“This one is all yours,” Lisa said, handing me the Little League notice stating that all the boys in our son’s program must wear an athletic supporter and protective cup. My wife, who grew up with a sister but no brothers, is occasionally horrified by boy stuff, so procuring these particular pieces of baseball equipment for our 7-year-old, Alex, was going to be a father-son deal.
Alex and I hopped in the car and headed off to Modell’s. As we drove, I could tell that he wasn’t completely sure of the nature of our errand.
“What exactly are we getting, Dad?” he asked. “And where do I put it?”
I spent the majority of the short ride trying to explain to him what a jockstrap looked like and how the hard plastic cup fit (“No way!”), but he just couldn’t visualize it based on my descriptions. When he finally saw the stuff on the store shelf, he just laughed.
Back home, I showed him how to put it on. Alex thought his new gear was the greatest thing ever. It made him feel invincible. In fact, the first thing he did was run downstairs and dare his 3-year-old brother to punch him in the crotch. He wore it under his clothes for the rest of the day even though he didn’t have baseball practice.
It occurred to me at some point that this was a rite of passage, the first real recognition of his manhood, both literally and figuratively. So I didn’t protest when he insisted on wearing his cup in the Opening Day Little League Parade. (He was easily the most well-protected kid marching through downtown Needham that day.) But I drew the line when he asked if he could wear it to school.

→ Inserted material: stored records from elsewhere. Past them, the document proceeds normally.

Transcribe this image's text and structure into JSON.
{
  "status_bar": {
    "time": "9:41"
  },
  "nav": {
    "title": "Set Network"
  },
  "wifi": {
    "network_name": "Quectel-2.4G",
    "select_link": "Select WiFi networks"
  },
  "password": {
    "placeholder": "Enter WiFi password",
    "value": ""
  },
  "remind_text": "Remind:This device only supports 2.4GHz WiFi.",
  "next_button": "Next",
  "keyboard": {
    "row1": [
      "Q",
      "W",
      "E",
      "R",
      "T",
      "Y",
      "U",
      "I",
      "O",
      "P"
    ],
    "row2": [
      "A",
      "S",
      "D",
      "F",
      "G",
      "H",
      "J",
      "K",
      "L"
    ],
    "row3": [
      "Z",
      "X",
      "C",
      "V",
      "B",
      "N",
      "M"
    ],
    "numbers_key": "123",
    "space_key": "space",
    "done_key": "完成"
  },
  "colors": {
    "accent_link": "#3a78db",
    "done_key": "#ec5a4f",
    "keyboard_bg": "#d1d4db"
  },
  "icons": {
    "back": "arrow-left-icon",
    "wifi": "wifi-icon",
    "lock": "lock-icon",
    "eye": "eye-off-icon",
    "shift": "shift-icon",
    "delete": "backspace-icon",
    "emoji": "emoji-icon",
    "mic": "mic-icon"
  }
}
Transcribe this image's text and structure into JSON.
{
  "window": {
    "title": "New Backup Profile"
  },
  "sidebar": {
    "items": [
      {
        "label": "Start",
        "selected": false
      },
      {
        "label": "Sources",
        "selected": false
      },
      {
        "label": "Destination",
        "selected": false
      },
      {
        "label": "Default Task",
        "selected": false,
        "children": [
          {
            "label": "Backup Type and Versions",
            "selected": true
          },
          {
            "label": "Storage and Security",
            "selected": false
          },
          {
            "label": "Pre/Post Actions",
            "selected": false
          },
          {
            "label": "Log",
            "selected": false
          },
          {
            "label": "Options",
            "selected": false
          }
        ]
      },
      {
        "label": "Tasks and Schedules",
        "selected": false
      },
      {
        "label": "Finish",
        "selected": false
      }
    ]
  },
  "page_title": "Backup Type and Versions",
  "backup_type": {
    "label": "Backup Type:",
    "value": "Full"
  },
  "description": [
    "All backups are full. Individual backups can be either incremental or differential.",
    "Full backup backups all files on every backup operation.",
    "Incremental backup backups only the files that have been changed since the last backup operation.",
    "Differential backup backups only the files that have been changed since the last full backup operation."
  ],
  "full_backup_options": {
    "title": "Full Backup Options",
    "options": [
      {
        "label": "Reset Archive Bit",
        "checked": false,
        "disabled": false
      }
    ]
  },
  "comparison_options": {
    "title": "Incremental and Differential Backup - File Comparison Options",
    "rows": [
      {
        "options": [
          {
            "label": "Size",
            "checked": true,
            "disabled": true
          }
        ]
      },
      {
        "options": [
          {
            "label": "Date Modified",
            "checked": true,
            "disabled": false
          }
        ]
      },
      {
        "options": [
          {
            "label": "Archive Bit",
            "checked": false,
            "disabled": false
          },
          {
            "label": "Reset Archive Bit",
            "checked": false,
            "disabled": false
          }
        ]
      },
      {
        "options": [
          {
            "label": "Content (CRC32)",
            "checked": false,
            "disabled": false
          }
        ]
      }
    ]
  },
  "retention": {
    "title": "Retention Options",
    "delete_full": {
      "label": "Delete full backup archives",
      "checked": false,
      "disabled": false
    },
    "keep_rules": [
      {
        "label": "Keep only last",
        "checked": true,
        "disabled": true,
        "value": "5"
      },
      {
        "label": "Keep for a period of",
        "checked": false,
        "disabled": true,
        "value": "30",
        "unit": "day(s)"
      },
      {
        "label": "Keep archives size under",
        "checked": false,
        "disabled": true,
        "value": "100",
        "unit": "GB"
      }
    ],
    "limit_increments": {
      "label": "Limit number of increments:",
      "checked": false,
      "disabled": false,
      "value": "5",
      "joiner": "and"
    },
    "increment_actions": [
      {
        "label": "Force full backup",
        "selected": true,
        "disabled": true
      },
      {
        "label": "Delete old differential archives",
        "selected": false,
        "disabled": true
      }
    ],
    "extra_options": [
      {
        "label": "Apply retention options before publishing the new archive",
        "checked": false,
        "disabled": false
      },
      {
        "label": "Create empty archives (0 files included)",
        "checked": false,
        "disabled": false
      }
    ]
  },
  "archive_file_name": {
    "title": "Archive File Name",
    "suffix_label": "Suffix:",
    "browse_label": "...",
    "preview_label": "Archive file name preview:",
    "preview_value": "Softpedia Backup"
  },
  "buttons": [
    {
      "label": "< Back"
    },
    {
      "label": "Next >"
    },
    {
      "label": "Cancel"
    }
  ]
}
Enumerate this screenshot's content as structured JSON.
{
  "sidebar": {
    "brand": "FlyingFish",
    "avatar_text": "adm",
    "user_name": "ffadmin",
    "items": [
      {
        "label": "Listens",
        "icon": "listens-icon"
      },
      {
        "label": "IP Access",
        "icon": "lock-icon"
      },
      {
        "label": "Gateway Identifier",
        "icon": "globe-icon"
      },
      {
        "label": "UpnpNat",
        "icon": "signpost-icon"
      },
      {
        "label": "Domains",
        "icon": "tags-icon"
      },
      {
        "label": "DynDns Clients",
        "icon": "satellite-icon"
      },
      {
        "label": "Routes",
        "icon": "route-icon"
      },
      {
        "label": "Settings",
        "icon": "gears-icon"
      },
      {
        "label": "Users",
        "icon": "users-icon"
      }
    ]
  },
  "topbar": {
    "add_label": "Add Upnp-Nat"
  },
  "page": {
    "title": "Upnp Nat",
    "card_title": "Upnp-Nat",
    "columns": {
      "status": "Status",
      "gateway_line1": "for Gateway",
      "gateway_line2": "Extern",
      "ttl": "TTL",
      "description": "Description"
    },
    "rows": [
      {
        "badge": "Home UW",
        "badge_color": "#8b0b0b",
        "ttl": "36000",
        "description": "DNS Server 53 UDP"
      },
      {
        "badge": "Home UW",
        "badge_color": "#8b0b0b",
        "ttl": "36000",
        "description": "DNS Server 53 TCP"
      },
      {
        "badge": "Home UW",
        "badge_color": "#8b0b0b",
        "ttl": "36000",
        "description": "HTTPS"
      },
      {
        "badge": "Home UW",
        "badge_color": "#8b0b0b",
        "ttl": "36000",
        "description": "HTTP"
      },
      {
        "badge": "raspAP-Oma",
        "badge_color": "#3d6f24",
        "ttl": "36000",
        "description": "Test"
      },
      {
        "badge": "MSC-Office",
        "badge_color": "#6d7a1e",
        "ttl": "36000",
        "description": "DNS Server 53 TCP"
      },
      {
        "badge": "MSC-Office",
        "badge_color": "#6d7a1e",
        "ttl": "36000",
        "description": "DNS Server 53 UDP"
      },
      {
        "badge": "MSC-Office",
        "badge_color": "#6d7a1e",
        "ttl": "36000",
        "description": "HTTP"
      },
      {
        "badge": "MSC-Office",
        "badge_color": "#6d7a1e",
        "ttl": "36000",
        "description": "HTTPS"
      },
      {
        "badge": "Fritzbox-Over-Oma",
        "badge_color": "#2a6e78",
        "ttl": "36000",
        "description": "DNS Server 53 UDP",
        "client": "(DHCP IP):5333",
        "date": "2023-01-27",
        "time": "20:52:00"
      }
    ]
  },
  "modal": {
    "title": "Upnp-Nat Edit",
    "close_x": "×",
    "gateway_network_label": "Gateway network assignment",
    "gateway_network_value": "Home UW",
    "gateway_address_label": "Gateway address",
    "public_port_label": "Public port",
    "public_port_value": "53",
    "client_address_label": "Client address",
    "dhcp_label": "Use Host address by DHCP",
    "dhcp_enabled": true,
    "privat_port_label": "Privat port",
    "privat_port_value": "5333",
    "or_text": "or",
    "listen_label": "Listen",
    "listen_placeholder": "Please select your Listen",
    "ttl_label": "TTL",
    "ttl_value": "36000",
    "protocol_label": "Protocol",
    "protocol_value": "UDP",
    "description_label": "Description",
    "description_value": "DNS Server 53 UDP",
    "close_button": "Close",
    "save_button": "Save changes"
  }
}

I know the novelty will wear off soon. But for now, in his mind, wearing the cup has brought him one step closer to being a grown-up. After all, it’s the kind of thing that men do. And it makes me, too, feel like he’s not a little boy anymore.
I just hope, for his sake, that his little brother doesn’t catch him when he’s not wearing it.
— Photo ktylerconk/Flickr